May
28
comment Can AES be considered as Perfectly Secure?
More concretely, "perfectly secure" means that mathematically, the ciphertext contains no information about the message unless you have the key (except for a maximum possible length). That said, it's a poor choice of terminology, because one-time pads are susceptible to some forms of attack (for instance, they are malleable).
May
28
comment Is it practical to use a stream cipher in a block cipher mode?
Cryptography is not an subject where you should endeavor to be creative. What do you hope to accomplish with such a construct? What shortcoming of a stream cipher are you aiming to overcome?
May
26
comment One time pad in CBC mode?
The point @mikeazo is trying to make is that your question is nonsensical. It's like asking whether or not it's safer to have anti-lock brakes on a jet-ski. Just as anti-lock brakes only apply to wheeled vehicles, CBC mode only applies to block ciphers — but one-time pads are a form of stream cipher. The property you want to avoid is malleability, but this is not something CBC defends against as it is trivially malleable. You are looking for cryptographic authenticity.
May
26
comment HKDF entropy extraction
Both any new cryptographic concept added to a system and any line of cryptographic code written brings non-negligible risk of messing it up. Cryptographers strive to use the absolute minimum necessary to provide the required security to a system.
May
24
comment HKDF entropy extraction
Again, if you are trying to defend against an operating system that is actively working against you, you have already lost. CryptGenRandom may very well be backdoored. If it is, you have no reasonable expectation that any other function of the operating system is acting faithfully.
May
22
comment HKDF entropy extraction
This is security theater. First, CryptGenRandom already collects entropy from mouse movements, keystroke timings, etc — and using a much more well-tuned algorithm than you are likely to. Second, if Microsoft is untrustworthy and CryptGenRandom is backdoored, you're already screwed. Just use the output of CryptGenRandom and spend your leftover time addressing attack scenarios with a higher ratio of risk vs mitigation effort.

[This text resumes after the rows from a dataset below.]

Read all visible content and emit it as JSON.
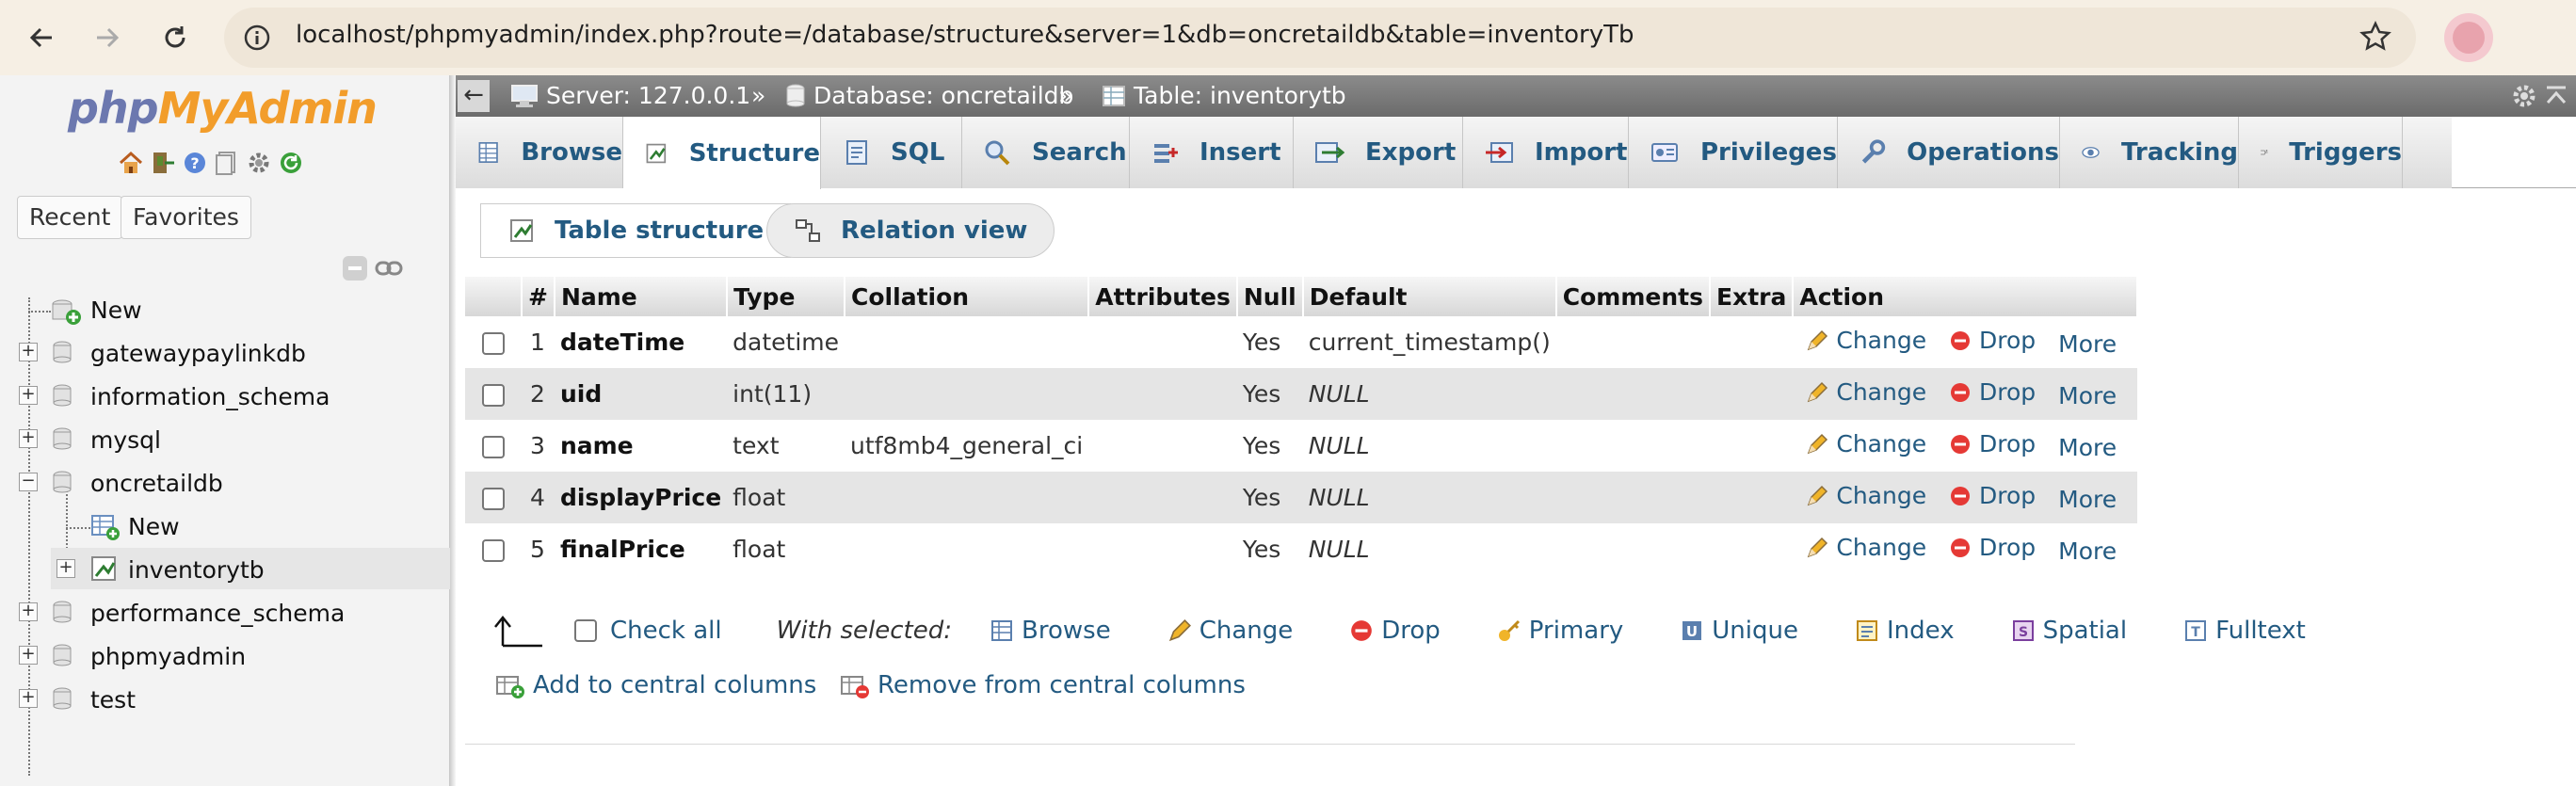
{
  "browser": {
    "url": "localhost/phpmyadmin/index.php?route=/database/structure&server=1&db=oncretaildb&table=inventoryTb"
  },
  "sidebar": {
    "logo_php": "php",
    "logo_myadmin": "MyAdmin",
    "recent_label": "Recent",
    "favorites_label": "Favorites",
    "tree": [
      {
        "label": "New"
      },
      {
        "label": "gatewaypaylinkdb"
      },
      {
        "label": "information_schema"
      },
      {
        "label": "mysql"
      },
      {
        "label": "oncretaildb"
      },
      {
        "label": "New"
      },
      {
        "label": "inventorytb"
      },
      {
        "label": "performance_schema"
      },
      {
        "label": "phpmyadmin"
      },
      {
        "label": "test"
      }
    ]
  },
  "breadcrumb": {
    "server": "Server: 127.0.0.1",
    "database": "Database: oncretaildb",
    "table": "Table: inventorytb",
    "separator": "»"
  },
  "tabs": [
    {
      "label": "Browse",
      "icon": "browse-icon"
    },
    {
      "label": "Structure",
      "icon": "structure-icon"
    },
    {
      "label": "SQL",
      "icon": "sql-icon"
    },
    {
      "label": "Search",
      "icon": "search-icon"
    },
    {
      "label": "Insert",
      "icon": "insert-icon"
    },
    {
      "label": "Export",
      "icon": "export-icon"
    },
    {
      "label": "Import",
      "icon": "import-icon"
    },
    {
      "label": "Privileges",
      "icon": "privileges-icon"
    },
    {
      "label": "Operations",
      "icon": "operations-icon"
    },
    {
      "label": "Tracking",
      "icon": "tracking-icon"
    },
    {
      "label": "Triggers",
      "icon": "triggers-icon"
    }
  ],
  "active_tab": "Structure",
  "subnav": {
    "table_structure": "Table structure",
    "relation_view": "Relation view"
  },
  "table": {
    "headers": [
      "#",
      "Name",
      "Type",
      "Collation",
      "Attributes",
      "Null",
      "Default",
      "Comments",
      "Extra",
      "Action"
    ],
    "rows": [
      {
        "num": "1",
        "name": "dateTime",
        "type": "datetime",
        "collation": "",
        "attributes": "",
        "null": "Yes",
        "default": "current_timestamp()",
        "comments": "",
        "extra": ""
      },
      {
        "num": "2",
        "name": "uid",
        "type": "int(11)",
        "collation": "",
        "attributes": "",
        "null": "Yes",
        "default": "NULL",
        "comments": "",
        "extra": ""
      },
      {
        "num": "3",
        "name": "name",
        "type": "text",
        "collation": "utf8mb4_general_ci",
        "attributes": "",
        "null": "Yes",
        "default": "NULL",
        "comments": "",
        "extra": ""
      },
      {
        "num": "4",
        "name": "displayPrice",
        "type": "float",
        "collation": "",
        "attributes": "",
        "null": "Yes",
        "default": "NULL",
        "comments": "",
        "extra": ""
      },
      {
        "num": "5",
        "name": "finalPrice",
        "type": "float",
        "collation": "",
        "attributes": "",
        "null": "Yes",
        "default": "NULL",
        "comments": "",
        "extra": ""
      }
    ],
    "actions": {
      "change": "Change",
      "drop": "Drop",
      "more": "More"
    }
  },
  "bulk": {
    "check_all": "Check all",
    "with_selected": "With selected:",
    "browse": "Browse",
    "change": "Change",
    "drop": "Drop",
    "primary": "Primary",
    "unique": "Unique",
    "index": "Index",
    "spatial": "Spatial",
    "fulltext": "Fulltext",
    "add_central": "Add to central columns",
    "remove_central": "Remove from central columns"
  },
  "colors": {
    "link": "#235a81",
    "browser_bar": "#f6efe4",
    "server_bar": "#777777",
    "logo_php": "#6c78af",
    "logo_myadmin": "#f29d2b"
  }
}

May
21
comment one-way deterministic hash for low entropy input?
The best you can do in this case is something like an HMAC with a secret key. If an attacker doesn't have the key (or an oracle), they won't be able to enumerate the hashes.
May
20
comment Can i get a list of over hard and long RSA keys? i think i have found a vulnerability in RSA Algorithm
Sorry, but unless you have discovered a new branch of mathematics, it is overwhelmingly likely that you have not found a way to quickly factor large primes.
May
18
comment Building a combined encryption scheme from two encryption schemes that's secure if at least on of them is secure
What directions have you tried? The hint in the question, plus @MaartenBodewes's answer is 98% of the solution.
May
15
comment Authenticate a short message with redundant encryption instead of using a MAC?
If you are validating tens of thousands of these per second, are you certain your assumption holds that sub-millisecond resolution is good enough to guarantee uniqueness?
May
15
comment Authenticate a short message with redundant encryption instead of using a MAC?
Yes, this would absolutely not work with a stream cipher, as flipping the same bit in both halves would result in the same plaintext output.
May
11
comment AES_GMAC implementation
To elaborate on @SOJPM's comment, it seems suspicious that you would have any need to implement AES-GCM as a person with a non-cryptographic background. If this is for a class, it's curious that there would be an expectation of implementing such an algorithm without having previously analyzed the construction. So it, frighteningly, looks like you might actually be trying to implement this for a real-world use.
May
1
comment Block cipher does not provide security by itself
Put succinctly by Bruce Schneier, cryptography is not magic dust you can sprinkle on your software to confer the property of "security".